I’m a mission-driven person, so it’s important for me to feel connected to organizational and project-specific goals. So far, I’ve been extremely fortunate in that regard. I hope to be able to continue to work on projects that fulfill me personally and professionally and that have a meaningful impact on the communities we serve. In a creative field, there’s always room to improve your craft, so I look forward to continuing to grow as a writer and director. I’m also eager to further develop my skills with regards to audience strategy and fundraising, and I see those responsibilities becoming an increasingly important part of my position.
What about your work makes you most proud?
I’m proud when I receive feedback that something I’ve created has helped someone — this could be that they felt seen and validated in their own experience and/or that they learned something new that is directly applicable to their lives. With Speaking Grief, I loved hearing that the content our team created helped people feel more confident reaching out to people they knew who had experienced a loss. We even heard of at least one instance in which Speaking Grief contributed to someone repairing a previously damaged relationship; you can’t hope for a better outcome than that.
Something else that gives me a boost is when I get real-time feedback on set from someone I’m interviewing that I’ve created a comfortable space for them. I tend to gravitate toward “heavier” topics, and hearing that people feel safe sharing their stories makes me feel really, really good. Earlier today, someone I interviewed told me they could tell I was really present with them in the conversation. Those are the types of comments that make me glow.
I’m also proud of the relationships I’ve built with my colleagues.
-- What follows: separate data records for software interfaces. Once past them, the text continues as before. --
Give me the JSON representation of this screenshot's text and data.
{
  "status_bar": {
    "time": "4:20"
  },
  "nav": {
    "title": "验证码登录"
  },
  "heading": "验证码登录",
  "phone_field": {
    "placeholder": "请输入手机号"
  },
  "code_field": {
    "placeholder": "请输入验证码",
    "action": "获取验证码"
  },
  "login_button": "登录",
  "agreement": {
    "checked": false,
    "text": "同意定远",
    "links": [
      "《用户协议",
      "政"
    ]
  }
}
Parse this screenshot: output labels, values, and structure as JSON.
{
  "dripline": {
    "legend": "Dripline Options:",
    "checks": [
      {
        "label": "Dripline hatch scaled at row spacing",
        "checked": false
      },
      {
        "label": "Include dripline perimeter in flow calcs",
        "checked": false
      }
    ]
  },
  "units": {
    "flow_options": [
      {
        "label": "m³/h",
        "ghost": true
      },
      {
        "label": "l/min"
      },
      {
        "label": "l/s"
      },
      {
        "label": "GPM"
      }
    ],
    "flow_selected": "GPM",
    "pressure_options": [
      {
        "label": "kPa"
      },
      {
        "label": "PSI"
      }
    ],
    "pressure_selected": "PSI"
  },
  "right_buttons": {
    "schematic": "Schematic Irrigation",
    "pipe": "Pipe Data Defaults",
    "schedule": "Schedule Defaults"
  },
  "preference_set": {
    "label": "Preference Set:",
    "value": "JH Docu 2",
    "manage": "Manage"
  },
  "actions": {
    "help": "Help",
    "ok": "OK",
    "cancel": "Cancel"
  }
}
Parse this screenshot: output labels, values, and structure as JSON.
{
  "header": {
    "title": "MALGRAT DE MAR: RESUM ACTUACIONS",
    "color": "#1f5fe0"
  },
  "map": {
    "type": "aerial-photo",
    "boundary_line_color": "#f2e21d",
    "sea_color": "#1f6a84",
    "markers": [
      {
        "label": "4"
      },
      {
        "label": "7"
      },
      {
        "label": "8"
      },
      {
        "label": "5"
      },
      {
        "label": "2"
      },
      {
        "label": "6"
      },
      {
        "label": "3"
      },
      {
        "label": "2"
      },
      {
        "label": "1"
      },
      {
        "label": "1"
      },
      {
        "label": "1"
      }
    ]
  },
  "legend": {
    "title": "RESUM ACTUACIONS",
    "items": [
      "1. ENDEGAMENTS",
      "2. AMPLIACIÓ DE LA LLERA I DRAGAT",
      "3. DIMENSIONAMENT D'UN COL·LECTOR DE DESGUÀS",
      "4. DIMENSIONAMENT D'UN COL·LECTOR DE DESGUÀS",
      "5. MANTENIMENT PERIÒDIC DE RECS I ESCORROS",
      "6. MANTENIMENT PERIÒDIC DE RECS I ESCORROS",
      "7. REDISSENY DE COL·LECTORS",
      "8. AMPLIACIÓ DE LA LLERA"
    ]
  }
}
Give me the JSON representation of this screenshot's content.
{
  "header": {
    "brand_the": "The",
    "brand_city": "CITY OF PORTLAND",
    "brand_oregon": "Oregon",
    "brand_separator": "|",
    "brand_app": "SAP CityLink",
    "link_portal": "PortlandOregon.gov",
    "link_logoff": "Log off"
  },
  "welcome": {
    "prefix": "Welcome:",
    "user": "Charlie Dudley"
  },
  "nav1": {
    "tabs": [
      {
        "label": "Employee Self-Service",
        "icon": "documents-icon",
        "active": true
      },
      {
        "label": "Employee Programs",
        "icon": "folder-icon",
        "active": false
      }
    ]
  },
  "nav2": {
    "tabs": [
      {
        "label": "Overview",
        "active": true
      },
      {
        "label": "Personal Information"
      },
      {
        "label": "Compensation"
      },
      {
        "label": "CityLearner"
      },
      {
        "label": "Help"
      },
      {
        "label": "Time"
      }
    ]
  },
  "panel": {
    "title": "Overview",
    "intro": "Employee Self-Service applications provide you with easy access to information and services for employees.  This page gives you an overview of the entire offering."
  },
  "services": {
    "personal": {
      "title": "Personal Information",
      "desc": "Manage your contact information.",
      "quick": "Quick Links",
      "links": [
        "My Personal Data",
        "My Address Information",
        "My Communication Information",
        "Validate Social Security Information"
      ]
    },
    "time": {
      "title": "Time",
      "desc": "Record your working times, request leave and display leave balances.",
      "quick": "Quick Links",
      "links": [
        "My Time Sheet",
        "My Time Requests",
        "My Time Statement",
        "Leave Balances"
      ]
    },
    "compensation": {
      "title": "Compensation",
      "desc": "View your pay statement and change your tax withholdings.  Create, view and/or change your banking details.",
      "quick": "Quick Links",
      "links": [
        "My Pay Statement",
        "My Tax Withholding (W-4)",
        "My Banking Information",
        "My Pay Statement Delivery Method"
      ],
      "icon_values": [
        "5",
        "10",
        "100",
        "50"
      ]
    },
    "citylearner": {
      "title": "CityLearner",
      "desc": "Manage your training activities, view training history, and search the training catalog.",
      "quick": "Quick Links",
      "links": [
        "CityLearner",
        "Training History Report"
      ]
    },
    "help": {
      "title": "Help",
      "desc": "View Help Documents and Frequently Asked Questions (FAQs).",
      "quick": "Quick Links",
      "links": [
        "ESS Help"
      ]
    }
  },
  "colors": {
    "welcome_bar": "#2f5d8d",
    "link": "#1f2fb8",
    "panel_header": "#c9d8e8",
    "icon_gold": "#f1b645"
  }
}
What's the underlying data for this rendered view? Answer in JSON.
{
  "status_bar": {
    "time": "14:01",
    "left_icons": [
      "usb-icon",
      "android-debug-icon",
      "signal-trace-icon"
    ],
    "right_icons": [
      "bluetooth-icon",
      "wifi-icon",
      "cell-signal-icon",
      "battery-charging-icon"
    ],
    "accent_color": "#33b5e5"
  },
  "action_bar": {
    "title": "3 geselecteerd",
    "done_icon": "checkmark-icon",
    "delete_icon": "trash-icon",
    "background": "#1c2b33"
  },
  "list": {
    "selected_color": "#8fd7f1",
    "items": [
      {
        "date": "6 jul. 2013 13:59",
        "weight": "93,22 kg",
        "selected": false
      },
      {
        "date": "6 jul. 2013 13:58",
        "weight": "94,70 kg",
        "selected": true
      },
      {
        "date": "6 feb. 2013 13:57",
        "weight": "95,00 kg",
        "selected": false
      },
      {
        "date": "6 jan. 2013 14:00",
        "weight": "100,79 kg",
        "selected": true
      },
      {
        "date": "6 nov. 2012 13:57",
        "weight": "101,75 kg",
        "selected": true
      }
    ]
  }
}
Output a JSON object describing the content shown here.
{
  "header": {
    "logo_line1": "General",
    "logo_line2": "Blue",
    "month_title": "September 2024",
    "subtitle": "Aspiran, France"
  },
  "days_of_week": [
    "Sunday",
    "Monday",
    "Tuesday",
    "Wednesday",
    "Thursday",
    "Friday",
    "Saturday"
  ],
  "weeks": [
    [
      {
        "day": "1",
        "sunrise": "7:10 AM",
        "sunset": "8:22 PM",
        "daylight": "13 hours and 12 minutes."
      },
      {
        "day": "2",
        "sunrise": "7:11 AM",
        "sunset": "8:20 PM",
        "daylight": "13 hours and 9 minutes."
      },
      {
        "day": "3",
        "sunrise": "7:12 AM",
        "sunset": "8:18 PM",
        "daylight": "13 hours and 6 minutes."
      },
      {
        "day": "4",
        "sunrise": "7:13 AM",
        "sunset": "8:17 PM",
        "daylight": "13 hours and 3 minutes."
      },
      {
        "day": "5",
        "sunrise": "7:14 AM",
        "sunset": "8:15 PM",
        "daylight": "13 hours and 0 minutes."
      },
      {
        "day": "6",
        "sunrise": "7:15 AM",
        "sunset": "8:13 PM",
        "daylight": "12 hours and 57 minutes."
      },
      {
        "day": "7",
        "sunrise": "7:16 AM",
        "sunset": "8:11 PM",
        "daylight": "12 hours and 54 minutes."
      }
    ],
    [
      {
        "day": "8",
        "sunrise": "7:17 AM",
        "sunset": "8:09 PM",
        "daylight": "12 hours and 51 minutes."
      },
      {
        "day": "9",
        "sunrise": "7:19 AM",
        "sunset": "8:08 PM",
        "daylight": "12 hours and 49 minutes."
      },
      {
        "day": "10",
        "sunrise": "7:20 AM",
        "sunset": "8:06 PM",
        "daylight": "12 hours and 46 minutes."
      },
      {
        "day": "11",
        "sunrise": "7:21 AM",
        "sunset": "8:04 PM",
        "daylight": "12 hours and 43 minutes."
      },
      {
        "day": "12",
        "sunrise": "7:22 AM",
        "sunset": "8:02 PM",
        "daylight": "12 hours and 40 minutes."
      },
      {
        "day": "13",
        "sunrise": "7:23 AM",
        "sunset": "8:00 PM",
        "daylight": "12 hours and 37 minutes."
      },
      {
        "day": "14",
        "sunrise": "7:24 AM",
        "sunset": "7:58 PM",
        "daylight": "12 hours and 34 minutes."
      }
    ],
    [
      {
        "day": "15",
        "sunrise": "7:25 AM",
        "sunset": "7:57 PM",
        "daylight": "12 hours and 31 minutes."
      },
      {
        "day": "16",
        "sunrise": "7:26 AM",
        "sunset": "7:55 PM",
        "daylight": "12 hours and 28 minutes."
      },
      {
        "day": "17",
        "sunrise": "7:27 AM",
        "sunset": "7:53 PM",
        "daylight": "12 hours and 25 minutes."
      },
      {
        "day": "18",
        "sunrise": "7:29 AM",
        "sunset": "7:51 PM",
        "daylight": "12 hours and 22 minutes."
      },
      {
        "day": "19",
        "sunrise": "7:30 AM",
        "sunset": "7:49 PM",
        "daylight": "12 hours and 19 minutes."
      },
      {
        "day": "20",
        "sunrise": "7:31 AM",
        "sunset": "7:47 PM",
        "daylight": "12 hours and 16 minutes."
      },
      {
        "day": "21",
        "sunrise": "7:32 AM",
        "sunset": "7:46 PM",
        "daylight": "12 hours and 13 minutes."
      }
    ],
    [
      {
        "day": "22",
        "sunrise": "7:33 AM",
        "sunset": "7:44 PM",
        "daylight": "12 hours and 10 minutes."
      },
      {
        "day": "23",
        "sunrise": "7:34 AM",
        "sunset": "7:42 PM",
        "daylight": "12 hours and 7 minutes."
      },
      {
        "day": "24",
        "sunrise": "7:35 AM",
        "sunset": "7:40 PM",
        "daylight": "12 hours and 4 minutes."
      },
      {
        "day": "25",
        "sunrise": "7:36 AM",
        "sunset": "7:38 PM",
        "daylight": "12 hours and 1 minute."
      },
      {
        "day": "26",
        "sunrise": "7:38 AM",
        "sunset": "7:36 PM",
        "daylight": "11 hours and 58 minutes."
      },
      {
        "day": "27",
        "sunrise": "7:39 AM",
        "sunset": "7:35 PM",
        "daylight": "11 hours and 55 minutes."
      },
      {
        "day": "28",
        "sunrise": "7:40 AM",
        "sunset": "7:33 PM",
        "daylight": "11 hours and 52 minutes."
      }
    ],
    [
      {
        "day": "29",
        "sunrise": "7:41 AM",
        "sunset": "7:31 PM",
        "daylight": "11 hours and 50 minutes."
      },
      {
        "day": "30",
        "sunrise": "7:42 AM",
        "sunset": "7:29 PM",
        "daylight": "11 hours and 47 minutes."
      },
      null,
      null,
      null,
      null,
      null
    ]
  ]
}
My projects require me to lead diverse teams across multiple departments, including production, development, marketing, education programs, instructional design, and multimedia. I’m intentional about creating a dynamic in which individual contributors feel a sense of investment and ownership of the end product. I’d say we have a supportive, collaborative culture at WPSU, in general, and I try to nurture and strengthen those bonds as much as possible. These past couple of years, especially, I’ve noticed an increase in vulnerability and authentic communication that I love seeing because it means we all feel safe enough to be real with each other.
What advice would you offer to individuals who are interested in making a greater impact in their respective fields?
I love the quote, “You can do anything you want but you can’t do everything you want.” I think, ironically, you often need to do less to have a greater impact. I’m sure I’m not the first person who has had to learn the hard way that when I try to take on too many things, the outcome suffers — even if I really care about those things. I’m a curious person and can easily find myself drawn in multiple directions because of that, so I’ve found it helpful to come up with a personal mission statement and use that as a sort of litmus test for where I invest my energy.
I’ve also learned to stop expecting people to mindread. Earlier in my career, if there was a particular project or subject area I was passionate about, I would assume other people in my organization knew it. Then, I’d be disappointed if I wasn’t given the opportunity to work on it and assume there was some other reason I wasn’t included. Over the years, I’ve learned that many times, people simply had no idea I was even interested in whatever the project was and if they had known, they would have been happy to let me work on it. So, I’ve become much more proactive about speaking up when I’m passionate about something, and the results have been wonderful. Not only do I feel more fulfilled, but I believe the organization benefits as well. When people get to work on things they care about, the results almost always seem to be better and the impact greater.